● **What you have to do**:
In your copy, set down the entries exactly and exclude the pictures.

Saved data entries:
··········

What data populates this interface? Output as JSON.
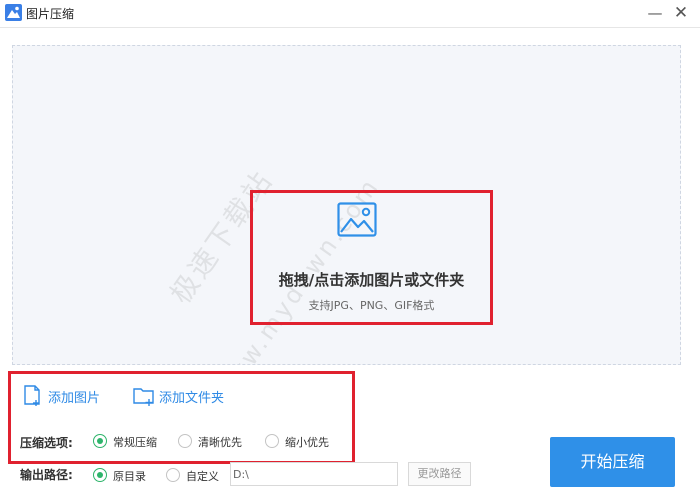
{
  "window": {
    "title": "图片压缩",
    "minimize_glyph": "—",
    "close_glyph": "✕"
  },
  "dropzone": {
    "title": "拖拽/点击添加图片或文件夹",
    "subtitle": "支持JPG、PNG、GIF格式",
    "icon": "image-icon",
    "watermark": "极速下载站",
    "watermark_url": "www.mydown.com"
  },
  "actions": {
    "add_image": "添加图片",
    "add_folder": "添加文件夹"
  },
  "compression": {
    "label": "压缩选项:",
    "options": [
      {
        "label": "常规压缩",
        "checked": true
      },
      {
        "label": "清晰优先",
        "checked": false
      },
      {
        "label": "缩小优先",
        "checked": false
      }
    ]
  },
  "output": {
    "label": "输出路径:",
    "options": [
      {
        "label": "原目录",
        "checked": true
      },
      {
        "label": "自定义",
        "checked": false
      }
    ],
    "path_value": "D:\\",
    "change_path_label": "更改路径"
  },
  "start_button": "开始压缩",
  "colors": {
    "accent": "#2f90e8",
    "link": "#2f8ae5",
    "radio_checked": "#2db46a",
    "highlight_border": "#e0212f"
  }
}
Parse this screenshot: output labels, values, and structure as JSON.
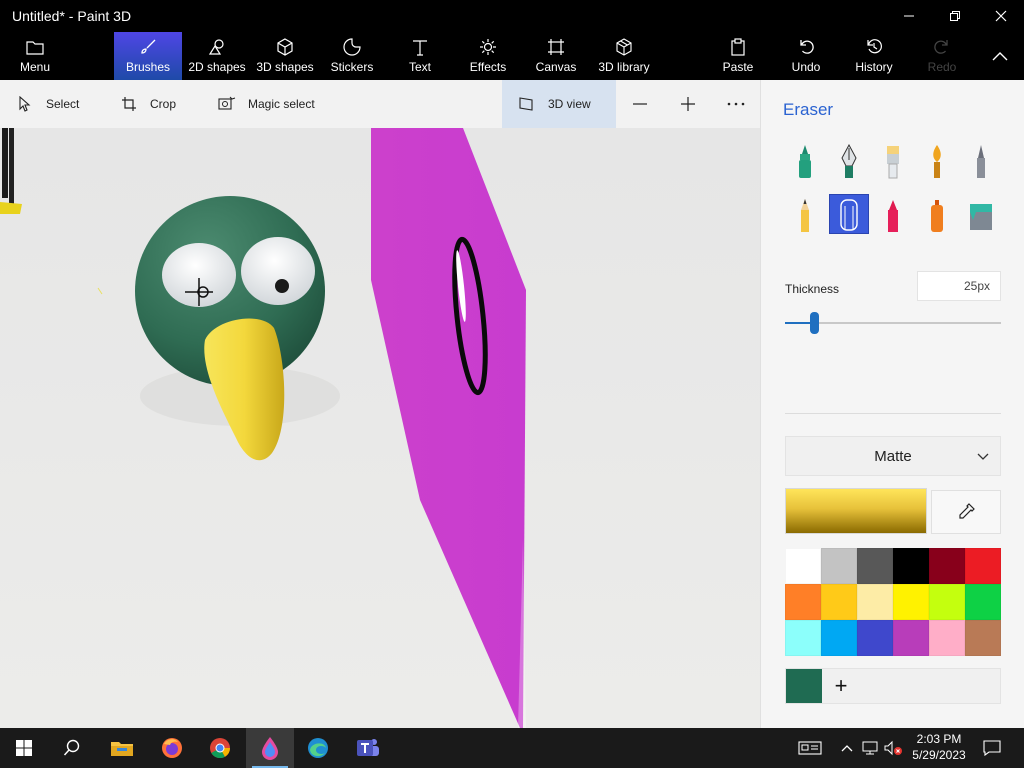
{
  "window": {
    "title": "Untitled* - Paint 3D"
  },
  "ribbon": {
    "items": [
      {
        "label": "Menu",
        "icon": "folder-icon"
      },
      {
        "label": "Brushes",
        "icon": "brush-icon",
        "active": true
      },
      {
        "label": "2D shapes",
        "icon": "2d-shapes-icon"
      },
      {
        "label": "3D shapes",
        "icon": "3d-shapes-icon"
      },
      {
        "label": "Stickers",
        "icon": "stickers-icon"
      },
      {
        "label": "Text",
        "icon": "text-icon"
      },
      {
        "label": "Effects",
        "icon": "effects-icon"
      },
      {
        "label": "Canvas",
        "icon": "canvas-icon"
      },
      {
        "label": "3D library",
        "icon": "3d-library-icon"
      },
      {
        "label": "Paste",
        "icon": "paste-icon"
      },
      {
        "label": "Undo",
        "icon": "undo-icon"
      },
      {
        "label": "History",
        "icon": "history-icon"
      },
      {
        "label": "Redo",
        "icon": "redo-icon",
        "disabled": true
      }
    ]
  },
  "toolbar": {
    "select": "Select",
    "crop": "Crop",
    "magic_select": "Magic select",
    "view3d": "3D view"
  },
  "panel": {
    "title": "Eraser",
    "brushes": [
      "marker",
      "calligraphy-pen",
      "oil-brush",
      "watercolor",
      "pixel-pen",
      "pencil",
      "eraser",
      "crayon",
      "spray-can",
      "fill"
    ],
    "selected_brush": "eraser",
    "thickness_label": "Thickness",
    "thickness_value": "25px",
    "thickness_fraction": 0.13,
    "finish": "Matte",
    "current_color": "#f6cf38",
    "palette": [
      "#ffffff",
      "#c3c3c3",
      "#585858",
      "#000000",
      "#88001b",
      "#ec1c24",
      "#ff7f27",
      "#ffca18",
      "#fdeca6",
      "#fff200",
      "#c4ff0e",
      "#0ed145",
      "#8cfffb",
      "#00a8f3",
      "#3f48cc",
      "#b83dba",
      "#ffaec8",
      "#b97a56"
    ],
    "custom_color": "#1f6b52",
    "add_color": "+"
  },
  "taskbar": {
    "apps": [
      "windows-start",
      "search",
      "file-explorer",
      "firefox",
      "chrome",
      "paint-3d",
      "edge",
      "teams"
    ],
    "time": "2:03 PM",
    "date": "5/29/2023"
  }
}
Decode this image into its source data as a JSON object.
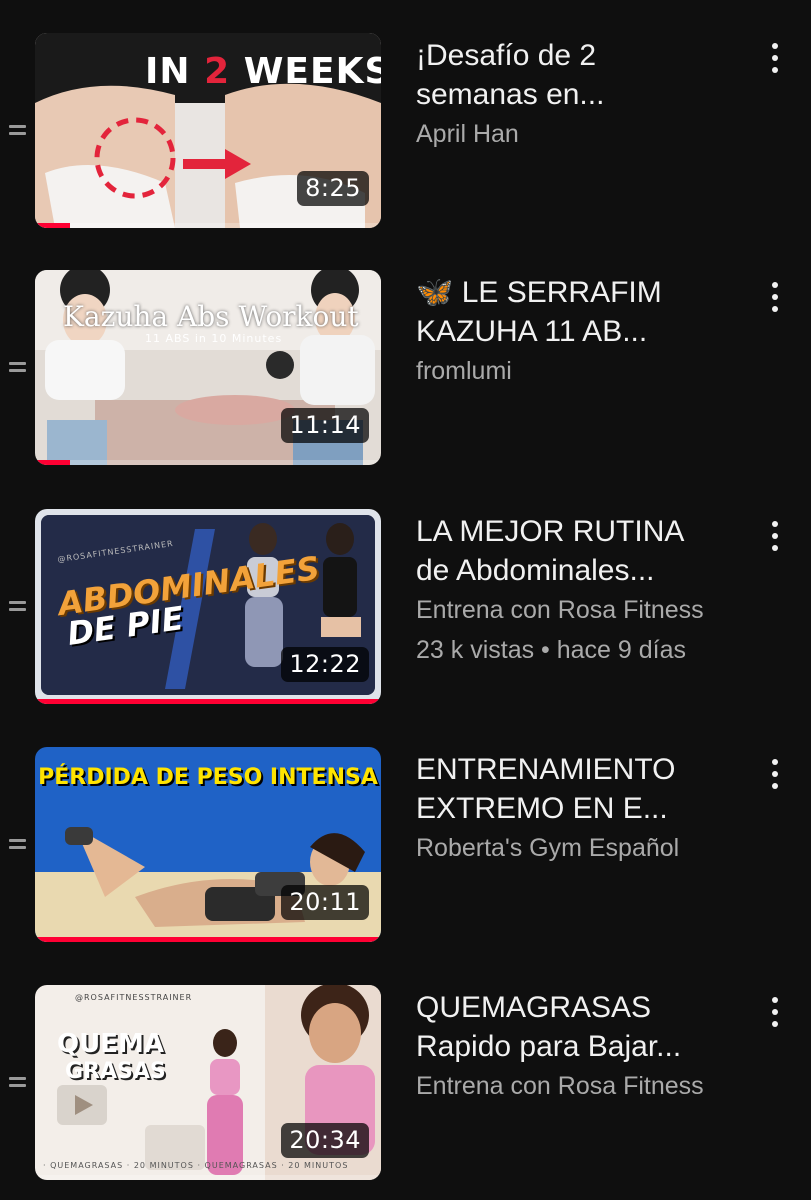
{
  "colors": {
    "background": "#0f0f0f",
    "title_text": "#f1f1f1",
    "secondary_text": "#aaaaaa",
    "progress_red": "#ff0033"
  },
  "icons": {
    "drag": "drag-handle-icon",
    "more": "more-vert-icon"
  },
  "videos": [
    {
      "thumbnail_text": [
        "IN",
        "2",
        "WEEKS"
      ],
      "duration": "8:25",
      "watched_progress": 0.1,
      "title_line1": "¡Desafío de 2",
      "title_line2": "semanas en...",
      "channel": "April Han",
      "stats": ""
    },
    {
      "thumbnail_text": [
        "Kazuha Abs Workout",
        "11 ABS in 10 Minutes"
      ],
      "duration": "11:14",
      "watched_progress": 0.1,
      "title_line1": "🦋 LE SERRAFIM",
      "title_line2": "KAZUHA 11 AB...",
      "channel": "fromlumi",
      "stats": ""
    },
    {
      "thumbnail_text": [
        "ABDOMINALES",
        "DE PIE",
        "@ROSAFITNESSTRAINER"
      ],
      "duration": "12:22",
      "watched_progress": 1.0,
      "title_line1": "LA MEJOR RUTINA",
      "title_line2": "de Abdominales...",
      "channel": "Entrena con Rosa Fitness",
      "stats": "23 k vistas • hace 9 días"
    },
    {
      "thumbnail_text": [
        "PÉRDIDA DE PESO INTENSA"
      ],
      "duration": "20:11",
      "watched_progress": 1.0,
      "title_line1": "ENTRENAMIENTO",
      "title_line2": "EXTREMO EN E...",
      "channel": "Roberta's Gym Español",
      "stats": ""
    },
    {
      "thumbnail_text": [
        "@ROSAFITNESSTRAINER",
        "QUEMA",
        "GRASAS",
        "· QUEMAGRASAS · 20 MINUTOS · QUEMAGRASAS · 20 MINUTOS"
      ],
      "duration": "20:34",
      "watched_progress": 0.0,
      "title_line1": "QUEMAGRASAS",
      "title_line2": "Rapido para Bajar...",
      "channel": "Entrena con Rosa Fitness",
      "stats": ""
    }
  ]
}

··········

● **Task solution**:
What data populates this interface? Output as JSON.
{
  "window": {
    "title": "图片压缩",
    "minimize_glyph": "—",
    "close_glyph": "✕"
  },
  "dropzone": {
    "title": "拖拽/点击添加图片或文件夹",
    "subtitle": "支持JPG、PNG、GIF格式",
    "icon": "image-icon",
    "watermark": "极速下载站",
    "watermark_url": "www.mydown.com"
  },
  "actions": {
    "add_image": "添加图片",
    "add_folder": "添加文件夹"
  },
  "compression": {
    "label": "压缩选项:",
    "options": [
      {
        "label": "常规压缩",
        "checked": true
      },
      {
        "label": "清晰优先",
        "checked": false
      },
      {
        "label": "缩小优先",
        "checked": false
      }
    ]
  },
  "output": {
    "label": "输出路径:",
    "options": [
      {
        "label": "原目录",
        "checked": true
      },
      {
        "label": "自定义",
        "checked": false
      }
    ],
    "path_value": "D:\\",
    "change_path_label": "更改路径"
  },
  "start_button": "开始压缩",
  "colors": {
    "accent": "#2f90e8",
    "link": "#2f8ae5",
    "radio_checked": "#2db46a",
    "highlight_border": "#e0212f"
  }
}
Parse this screenshot: output labels, values, and structure as JSON.
{
  "window": {
    "title": "Untitled* - Paint 3D"
  },
  "ribbon": {
    "items": [
      {
        "label": "Menu",
        "icon": "folder-icon"
      },
      {
        "label": "Brushes",
        "icon": "brush-icon",
        "active": true
      },
      {
        "label": "2D shapes",
        "icon": "2d-shapes-icon"
      },
      {
        "label": "3D shapes",
        "icon": "3d-shapes-icon"
      },
      {
        "label": "Stickers",
        "icon": "stickers-icon"
      },
      {
        "label": "Text",
        "icon": "text-icon"
      },
      {
        "label": "Effects",
        "icon": "effects-icon"
      },
      {
        "label": "Canvas",
        "icon": "canvas-icon"
      },
      {
        "label": "3D library",
        "icon": "3d-library-icon"
      },
      {
        "label": "Paste",
        "icon": "paste-icon"
      },
      {
        "label": "Undo",
        "icon": "undo-icon"
      },
      {
        "label": "History",
        "icon": "history-icon"
      },
      {
        "label": "Redo",
        "icon": "redo-icon",
        "disabled": true
      }
    ]
  },
  "toolbar": {
    "select": "Select",
    "crop": "Crop",
    "magic_select": "Magic select",
    "view3d": "3D view"
  },
  "panel": {
    "title": "Eraser",
    "brushes": [
      "marker",
      "calligraphy-pen",
      "oil-brush",
      "watercolor",
      "pixel-pen",
      "pencil",
      "eraser",
      "crayon",
      "spray-can",
      "fill"
    ],
    "selected_brush": "eraser",
    "thickness_label": "Thickness",
    "thickness_value": "25px",
    "thickness_fraction": 0.13,
    "finish": "Matte",
    "current_color": "#f6cf38",
    "palette": [
      "#ffffff",
      "#c3c3c3",
      "#585858",
      "#000000",
      "#88001b",
      "#ec1c24",
      "#ff7f27",
      "#ffca18",
      "#fdeca6",
      "#fff200",
      "#c4ff0e",
      "#0ed145",
      "#8cfffb",
      "#00a8f3",
      "#3f48cc",
      "#b83dba",
      "#ffaec8",
      "#b97a56"
    ],
    "custom_color": "#1f6b52",
    "add_color": "+"
  },
  "taskbar": {
    "apps": [
      "windows-start",
      "search",
      "file-explorer",
      "firefox",
      "chrome",
      "paint-3d",
      "edge",
      "teams"
    ],
    "time": "2:03 PM",
    "date": "5/29/2023"
  }
}
Decode this image into its source data as a JSON object.
{
  "colors": {
    "background": "#0f0f0f",
    "title_text": "#f1f1f1",
    "secondary_text": "#aaaaaa",
    "progress_red": "#ff0033"
  },
  "icons": {
    "drag": "drag-handle-icon",
    "more": "more-vert-icon"
  },
  "videos": [
    {
      "thumbnail_text": [
        "IN",
        "2",
        "WEEKS"
      ],
      "duration": "8:25",
      "watched_progress": 0.1,
      "title_line1": "¡Desafío de 2",
      "title_line2": "semanas en...",
      "channel": "April Han",
      "stats": ""
    },
    {
      "thumbnail_text": [
        "Kazuha Abs Workout",
        "11 ABS in 10 Minutes"
      ],
      "duration": "11:14",
      "watched_progress": 0.1,
      "title_line1": "🦋 LE SERRAFIM",
      "title_line2": "KAZUHA 11 AB...",
      "channel": "fromlumi",
      "stats": ""
    },
    {
      "thumbnail_text": [
        "ABDOMINALES",
        "DE PIE",
        "@ROSAFITNESSTRAINER"
      ],
      "duration": "12:22",
      "watched_progress": 1.0,
      "title_line1": "LA MEJOR RUTINA",
      "title_line2": "de Abdominales...",
      "channel": "Entrena con Rosa Fitness",
      "stats": "23 k vistas • hace 9 días"
    },
    {
      "thumbnail_text": [
        "PÉRDIDA DE PESO INTENSA"
      ],
      "duration": "20:11",
      "watched_progress": 1.0,
      "title_line1": "ENTRENAMIENTO",
      "title_line2": "EXTREMO EN E...",
      "channel": "Roberta's Gym Español",
      "stats": ""
    },
    {
      "thumbnail_text": [
        "@ROSAFITNESSTRAINER",
        "QUEMA",
        "GRASAS",
        "· QUEMAGRASAS · 20 MINUTOS · QUEMAGRASAS · 20 MINUTOS"
      ],
      "duration": "20:34",
      "watched_progress": 0.0,
      "title_line1": "QUEMAGRASAS",
      "title_line2": "Rapido para Bajar...",
      "channel": "Entrena con Rosa Fitness",
      "stats": ""
    }
  ]
}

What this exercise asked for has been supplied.